Additional information has been published by Professor Pearson of Cape Town based on material collected in Damaraland in 1904 and 1906-1907.
In a later paper Pearson considerably extended our knowledge of the reproduction and galnetophyte of this genus.
Gazette (1904); Pearson, " Some observations on Welwitschia mirabilis," Phil.
Soc. (1906); Pearson, " Further Observations on Welwitschia," Phil.
Atcherley and Karl Pearson, F.R.S.,1 and by an approximate graphical treatment by Dr W.
These researches led to a wide discussion of the sufficiency of the law of uniformly varying stress when applied to horizontal joints as a test of the stability of dams. Professor Karl Pearson showed that the results are dependent upon the assumption that the distribution of the vertical stresses on the base of the structure also followed the law of uniformly varying stress.
Bishop Pearson was able to say that "the eight books of the Apostolic Constitutions have been after Epiphanius's time compiled and patched together out of the didascaliae or doctrines which went under the names of the holy apostles and their disciples or successors" (Vind.
On each occasion it was agreed, as appears by entries in the " Conclusion Book " of the college, bearing dates August 7th, 1665, and June 22nd, 1666, and signed by the master of the college, Dr Pearson, that all fellows and scholars who were dismissed on account of the pestilence be allowed one month's commons.
CHARLES HENRY PEARSON (1830-1894), British historian and colonial statesman, was born in London on the 7th of September 18 3 0.

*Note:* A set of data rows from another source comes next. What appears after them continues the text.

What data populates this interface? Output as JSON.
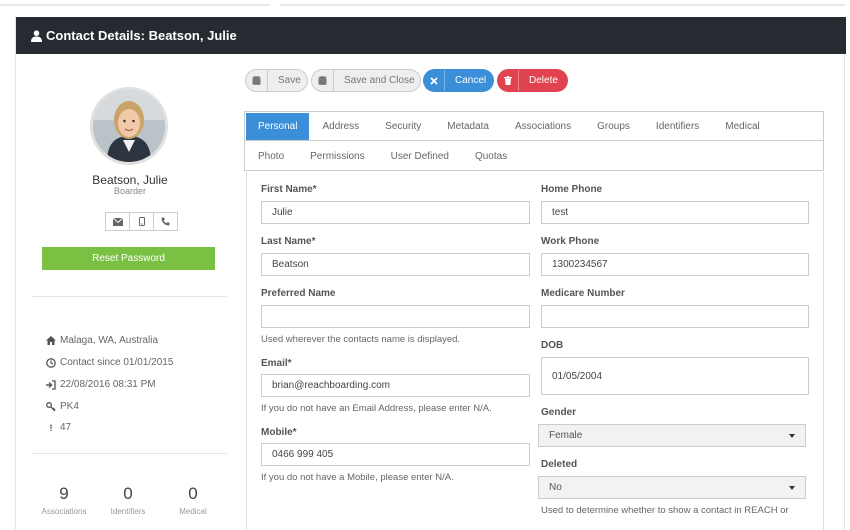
{
  "header": {
    "title": "Contact Details: Beatson, Julie"
  },
  "profile": {
    "name": "Beatson, Julie",
    "role": "Boarder",
    "reset_label": "Reset Password",
    "location": "Malaga, WA, Australia",
    "contact_since": "Contact since 01/01/2015",
    "last_login": "22/08/2016 08:31 PM",
    "key": "PK4",
    "id_number": "47",
    "stats": [
      {
        "value": "9",
        "label": "Associations"
      },
      {
        "value": "0",
        "label": "Identifiers"
      },
      {
        "value": "0",
        "label": "Medical"
      }
    ]
  },
  "toolbar": {
    "save": "Save",
    "save_close": "Save and Close",
    "cancel": "Cancel",
    "delete": "Delete"
  },
  "tabs": {
    "row1": [
      "Personal",
      "Address",
      "Security",
      "Metadata",
      "Associations",
      "Groups",
      "Identifiers",
      "Medical"
    ],
    "row2": [
      "Photo",
      "Permissions",
      "User Defined",
      "Quotas"
    ],
    "active": "Personal"
  },
  "form": {
    "first_name": {
      "label": "First Name*",
      "value": "Julie"
    },
    "last_name": {
      "label": "Last Name*",
      "value": "Beatson"
    },
    "preferred_name": {
      "label": "Preferred Name",
      "value": "",
      "help": "Used wherever the contacts name is displayed."
    },
    "email": {
      "label": "Email*",
      "value": "brian@reachboarding.com",
      "help": "If you do not have an Email Address, please enter N/A."
    },
    "mobile": {
      "label": "Mobile*",
      "value": "0466 999 405",
      "help": "If you do not have a Mobile, please enter N/A."
    },
    "home_phone": {
      "label": "Home Phone",
      "value": "test"
    },
    "work_phone": {
      "label": "Work Phone",
      "value": "1300234567"
    },
    "medicare": {
      "label": "Medicare Number",
      "value": ""
    },
    "dob": {
      "label": "DOB",
      "value": "01/05/2004"
    },
    "gender": {
      "label": "Gender",
      "value": "Female"
    },
    "deleted": {
      "label": "Deleted",
      "value": "No",
      "help": "Used to determine whether to show a contact in REACH or"
    }
  },
  "colors": {
    "header_bg": "#252b30",
    "primary": "#3a8fd8",
    "danger": "#e0434f",
    "success": "#7ac143"
  }
}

C. Pearson, Fragments of Zeno and Cleanthes (Camb., 1891); article by E.
See Jonathan Pearson, A History of Schenectady Patent in the Dutch and English Times (Albany, 1883); G.
Cyril's Lectures may be termed the Pearson on the Creed of the 4 th century.